Ishmael, though famishing with thirst, remembered the lessons of piety he had learned from his father, and called
upon the LORD, who never faileth to help those that apply to Him in the time of their distress.
Hagar was gently admonished to have confidence in God; and, as a reward for her maternal tenderness, was made instrumental to her son's recovery.
Who the ANGEL OF THE LORD was has been explained in a former section *.
We find that in a short time Ishmael (who, when he left his father's house, was 16 or 17 years old) made so good use of his bow and arrows, that, under the blessing of God, he gained a comfortable support for him. self and mother, Game was at that time very plentiful; and it is likely, that being so expert an archer, Ishmael was able to shoot a sufficient quantity to exchange with his neighbours for other necessaries. It is supposed that he made himself lord of the place where he fixed his abode ; and that he was in no kind of necessity, or he would not have married, because the main. taining his wife would only have increased his distress,' if he met with difficulties in providing for himself alone. · From this section, we learn to confide in the pro-'mises of God. Many there are recorded in the Holy Scriptures, in which we all have an interest; and we may depend upon it, the expectations they are designed to raise will not be disappointed, if, like Abraham and Sarah, we fulfil the conditions required on our part, which are comprized in faith and obedience.
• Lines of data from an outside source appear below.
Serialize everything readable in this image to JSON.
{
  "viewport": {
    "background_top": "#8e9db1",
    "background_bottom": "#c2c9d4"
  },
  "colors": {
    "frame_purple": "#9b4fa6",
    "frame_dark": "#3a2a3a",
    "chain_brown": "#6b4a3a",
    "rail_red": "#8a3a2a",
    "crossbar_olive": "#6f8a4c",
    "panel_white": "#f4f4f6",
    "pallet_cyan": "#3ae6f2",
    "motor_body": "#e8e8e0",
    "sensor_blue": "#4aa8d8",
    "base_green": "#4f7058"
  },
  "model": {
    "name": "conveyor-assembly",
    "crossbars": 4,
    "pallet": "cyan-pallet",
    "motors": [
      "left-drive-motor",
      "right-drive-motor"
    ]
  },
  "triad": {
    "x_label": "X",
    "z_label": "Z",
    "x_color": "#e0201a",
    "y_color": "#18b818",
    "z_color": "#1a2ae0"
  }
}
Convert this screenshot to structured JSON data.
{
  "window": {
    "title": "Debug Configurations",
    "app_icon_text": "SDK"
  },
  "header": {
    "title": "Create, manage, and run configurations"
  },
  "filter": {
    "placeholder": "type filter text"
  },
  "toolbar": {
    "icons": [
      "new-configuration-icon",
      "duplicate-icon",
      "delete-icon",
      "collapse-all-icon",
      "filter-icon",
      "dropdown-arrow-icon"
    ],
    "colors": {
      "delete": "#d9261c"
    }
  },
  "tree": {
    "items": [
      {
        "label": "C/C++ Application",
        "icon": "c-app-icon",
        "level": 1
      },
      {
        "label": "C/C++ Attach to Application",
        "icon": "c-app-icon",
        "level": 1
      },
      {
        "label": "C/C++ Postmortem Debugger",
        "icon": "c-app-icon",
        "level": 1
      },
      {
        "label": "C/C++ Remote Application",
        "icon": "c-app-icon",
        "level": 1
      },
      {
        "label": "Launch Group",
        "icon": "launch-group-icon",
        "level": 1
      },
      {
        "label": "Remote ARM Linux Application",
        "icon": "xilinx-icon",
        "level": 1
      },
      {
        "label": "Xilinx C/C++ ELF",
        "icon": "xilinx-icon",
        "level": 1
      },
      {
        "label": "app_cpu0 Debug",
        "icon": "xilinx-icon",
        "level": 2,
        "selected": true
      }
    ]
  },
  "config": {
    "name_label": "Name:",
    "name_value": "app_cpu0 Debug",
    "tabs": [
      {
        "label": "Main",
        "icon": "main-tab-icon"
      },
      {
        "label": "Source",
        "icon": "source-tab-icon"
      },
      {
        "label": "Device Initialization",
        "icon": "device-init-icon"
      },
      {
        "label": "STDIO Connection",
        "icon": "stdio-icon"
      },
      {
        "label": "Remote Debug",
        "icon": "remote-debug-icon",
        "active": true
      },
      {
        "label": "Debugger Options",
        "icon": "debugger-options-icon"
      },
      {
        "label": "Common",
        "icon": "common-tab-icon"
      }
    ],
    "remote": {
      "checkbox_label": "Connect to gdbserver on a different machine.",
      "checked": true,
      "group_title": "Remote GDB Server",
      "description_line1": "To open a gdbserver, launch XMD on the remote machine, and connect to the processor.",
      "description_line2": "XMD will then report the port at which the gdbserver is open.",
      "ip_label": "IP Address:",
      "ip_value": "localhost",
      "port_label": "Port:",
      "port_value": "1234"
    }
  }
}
No part of Scripture is written in vain; we may therefore justly infer, from the mention of Sarah's being a purse to Isaac, that this endearing office is a part of the maternal duty. The misfortune that befel Ishmael should be a lesson to young people, not to give way to impertinence, especially towards those on whom they depend for maintenance and support.
Abraham's acquiescence with the Divine will instructs parents to submit to the dispensations of Provi. dence, in cases where there is a necessity for sending their children to seek their fortune in the world. It is
* See Section xix,